======== Input ========
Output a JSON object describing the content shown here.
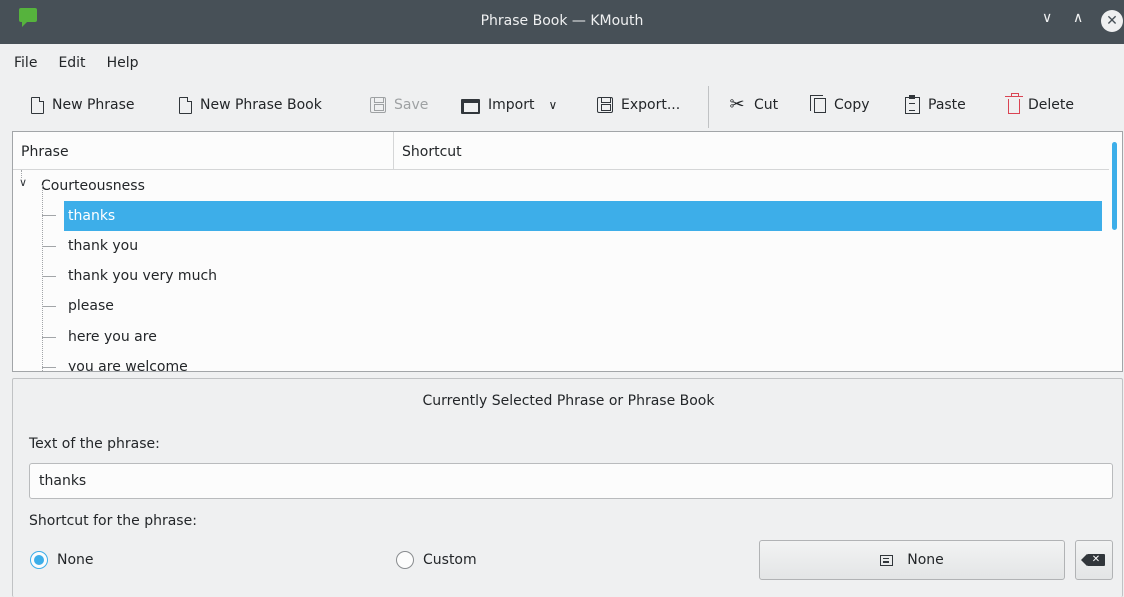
{
  "window": {
    "title": "Phrase Book — KMouth",
    "minimize_glyph": "∨",
    "maximize_glyph": "∧",
    "close_glyph": "✕"
  },
  "menu": [
    {
      "label": "File"
    },
    {
      "label": "Edit"
    },
    {
      "label": "Help"
    }
  ],
  "toolbar": {
    "new_phrase": "New Phrase",
    "new_phrase_book": "New Phrase Book",
    "save": "Save",
    "import": "Import",
    "import_chevron": "∨",
    "export": "Export...",
    "cut": "Cut",
    "cut_glyph": "✂",
    "copy": "Copy",
    "paste": "Paste",
    "delete": "Delete"
  },
  "tree": {
    "columns": [
      "Phrase",
      "Shortcut"
    ],
    "expander_glyph": "∨",
    "root": "Courteousness",
    "items": [
      {
        "phrase": "thanks",
        "shortcut": "",
        "selected": true
      },
      {
        "phrase": "thank you",
        "shortcut": ""
      },
      {
        "phrase": "thank you very much",
        "shortcut": ""
      },
      {
        "phrase": "please",
        "shortcut": ""
      },
      {
        "phrase": "here you are",
        "shortcut": ""
      },
      {
        "phrase": "you are welcome",
        "shortcut": ""
      }
    ]
  },
  "details": {
    "title": "Currently Selected Phrase or Phrase Book",
    "text_label": "Text of the phrase:",
    "text_value": "thanks",
    "shortcut_label": "Shortcut for the phrase:",
    "radio_none": "None",
    "radio_custom": "Custom",
    "shortcut_button": "None"
  },
  "colors": {
    "accent": "#3daee9",
    "titlebar": "#475057",
    "delete": "#da4453"
  }
}
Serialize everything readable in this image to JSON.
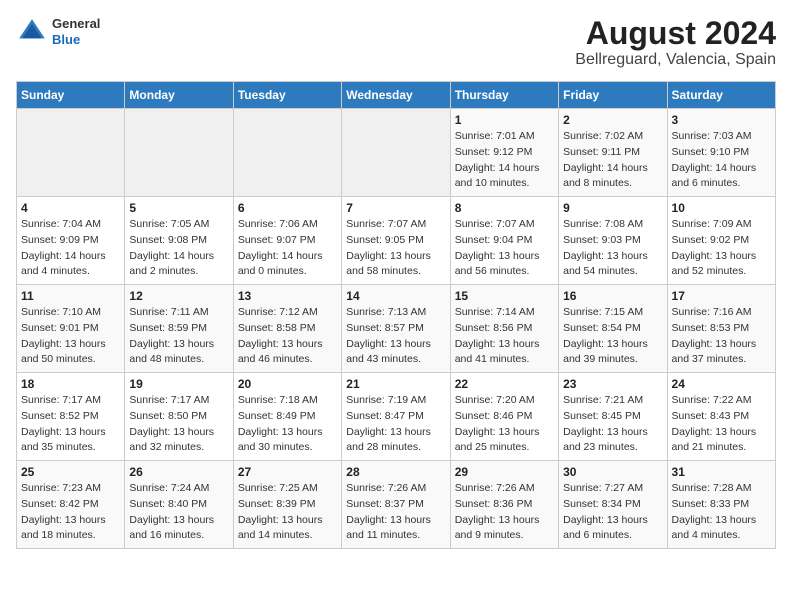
{
  "header": {
    "logo_general": "General",
    "logo_blue": "Blue",
    "title": "August 2024",
    "subtitle": "Bellreguard, Valencia, Spain"
  },
  "days_of_week": [
    "Sunday",
    "Monday",
    "Tuesday",
    "Wednesday",
    "Thursday",
    "Friday",
    "Saturday"
  ],
  "weeks": [
    {
      "days": [
        {
          "num": "",
          "empty": true
        },
        {
          "num": "",
          "empty": true
        },
        {
          "num": "",
          "empty": true
        },
        {
          "num": "",
          "empty": true
        },
        {
          "num": "1",
          "sunrise": "Sunrise: 7:01 AM",
          "sunset": "Sunset: 9:12 PM",
          "daylight": "Daylight: 14 hours and 10 minutes."
        },
        {
          "num": "2",
          "sunrise": "Sunrise: 7:02 AM",
          "sunset": "Sunset: 9:11 PM",
          "daylight": "Daylight: 14 hours and 8 minutes."
        },
        {
          "num": "3",
          "sunrise": "Sunrise: 7:03 AM",
          "sunset": "Sunset: 9:10 PM",
          "daylight": "Daylight: 14 hours and 6 minutes."
        }
      ]
    },
    {
      "days": [
        {
          "num": "4",
          "sunrise": "Sunrise: 7:04 AM",
          "sunset": "Sunset: 9:09 PM",
          "daylight": "Daylight: 14 hours and 4 minutes."
        },
        {
          "num": "5",
          "sunrise": "Sunrise: 7:05 AM",
          "sunset": "Sunset: 9:08 PM",
          "daylight": "Daylight: 14 hours and 2 minutes."
        },
        {
          "num": "6",
          "sunrise": "Sunrise: 7:06 AM",
          "sunset": "Sunset: 9:07 PM",
          "daylight": "Daylight: 14 hours and 0 minutes."
        },
        {
          "num": "7",
          "sunrise": "Sunrise: 7:07 AM",
          "sunset": "Sunset: 9:05 PM",
          "daylight": "Daylight: 13 hours and 58 minutes."
        },
        {
          "num": "8",
          "sunrise": "Sunrise: 7:07 AM",
          "sunset": "Sunset: 9:04 PM",
          "daylight": "Daylight: 13 hours and 56 minutes."
        },
        {
          "num": "9",
          "sunrise": "Sunrise: 7:08 AM",
          "sunset": "Sunset: 9:03 PM",
          "daylight": "Daylight: 13 hours and 54 minutes."
        },
        {
          "num": "10",
          "sunrise": "Sunrise: 7:09 AM",
          "sunset": "Sunset: 9:02 PM",
          "daylight": "Daylight: 13 hours and 52 minutes."
        }
      ]
    },
    {
      "days": [
        {
          "num": "11",
          "sunrise": "Sunrise: 7:10 AM",
          "sunset": "Sunset: 9:01 PM",
          "daylight": "Daylight: 13 hours and 50 minutes."
        },
        {
          "num": "12",
          "sunrise": "Sunrise: 7:11 AM",
          "sunset": "Sunset: 8:59 PM",
          "daylight": "Daylight: 13 hours and 48 minutes."
        },
        {
          "num": "13",
          "sunrise": "Sunrise: 7:12 AM",
          "sunset": "Sunset: 8:58 PM",
          "daylight": "Daylight: 13 hours and 46 minutes."
        },
        {
          "num": "14",
          "sunrise": "Sunrise: 7:13 AM",
          "sunset": "Sunset: 8:57 PM",
          "daylight": "Daylight: 13 hours and 43 minutes."
        },
        {
          "num": "15",
          "sunrise": "Sunrise: 7:14 AM",
          "sunset": "Sunset: 8:56 PM",
          "daylight": "Daylight: 13 hours and 41 minutes."
        },
        {
          "num": "16",
          "sunrise": "Sunrise: 7:15 AM",
          "sunset": "Sunset: 8:54 PM",
          "daylight": "Daylight: 13 hours and 39 minutes."
        },
        {
          "num": "17",
          "sunrise": "Sunrise: 7:16 AM",
          "sunset": "Sunset: 8:53 PM",
          "daylight": "Daylight: 13 hours and 37 minutes."
        }
      ]
    },
    {
      "days": [
        {
          "num": "18",
          "sunrise": "Sunrise: 7:17 AM",
          "sunset": "Sunset: 8:52 PM",
          "daylight": "Daylight: 13 hours and 35 minutes."
        },
        {
          "num": "19",
          "sunrise": "Sunrise: 7:17 AM",
          "sunset": "Sunset: 8:50 PM",
          "daylight": "Daylight: 13 hours and 32 minutes."
        },
        {
          "num": "20",
          "sunrise": "Sunrise: 7:18 AM",
          "sunset": "Sunset: 8:49 PM",
          "daylight": "Daylight: 13 hours and 30 minutes."
        },
        {
          "num": "21",
          "sunrise": "Sunrise: 7:19 AM",
          "sunset": "Sunset: 8:47 PM",
          "daylight": "Daylight: 13 hours and 28 minutes."
        },
        {
          "num": "22",
          "sunrise": "Sunrise: 7:20 AM",
          "sunset": "Sunset: 8:46 PM",
          "daylight": "Daylight: 13 hours and 25 minutes."
        },
        {
          "num": "23",
          "sunrise": "Sunrise: 7:21 AM",
          "sunset": "Sunset: 8:45 PM",
          "daylight": "Daylight: 13 hours and 23 minutes."
        },
        {
          "num": "24",
          "sunrise": "Sunrise: 7:22 AM",
          "sunset": "Sunset: 8:43 PM",
          "daylight": "Daylight: 13 hours and 21 minutes."
        }
      ]
    },
    {
      "days": [
        {
          "num": "25",
          "sunrise": "Sunrise: 7:23 AM",
          "sunset": "Sunset: 8:42 PM",
          "daylight": "Daylight: 13 hours and 18 minutes."
        },
        {
          "num": "26",
          "sunrise": "Sunrise: 7:24 AM",
          "sunset": "Sunset: 8:40 PM",
          "daylight": "Daylight: 13 hours and 16 minutes."
        },
        {
          "num": "27",
          "sunrise": "Sunrise: 7:25 AM",
          "sunset": "Sunset: 8:39 PM",
          "daylight": "Daylight: 13 hours and 14 minutes."
        },
        {
          "num": "28",
          "sunrise": "Sunrise: 7:26 AM",
          "sunset": "Sunset: 8:37 PM",
          "daylight": "Daylight: 13 hours and 11 minutes."
        },
        {
          "num": "29",
          "sunrise": "Sunrise: 7:26 AM",
          "sunset": "Sunset: 8:36 PM",
          "daylight": "Daylight: 13 hours and 9 minutes."
        },
        {
          "num": "30",
          "sunrise": "Sunrise: 7:27 AM",
          "sunset": "Sunset: 8:34 PM",
          "daylight": "Daylight: 13 hours and 6 minutes."
        },
        {
          "num": "31",
          "sunrise": "Sunrise: 7:28 AM",
          "sunset": "Sunset: 8:33 PM",
          "daylight": "Daylight: 13 hours and 4 minutes."
        }
      ]
    }
  ]
}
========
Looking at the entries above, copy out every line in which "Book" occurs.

    "title": "Phrase Book — KMouth",
    "new_phrase_book": "New Phrase Book",
    "title": "Currently Selected Phrase or Phrase Book",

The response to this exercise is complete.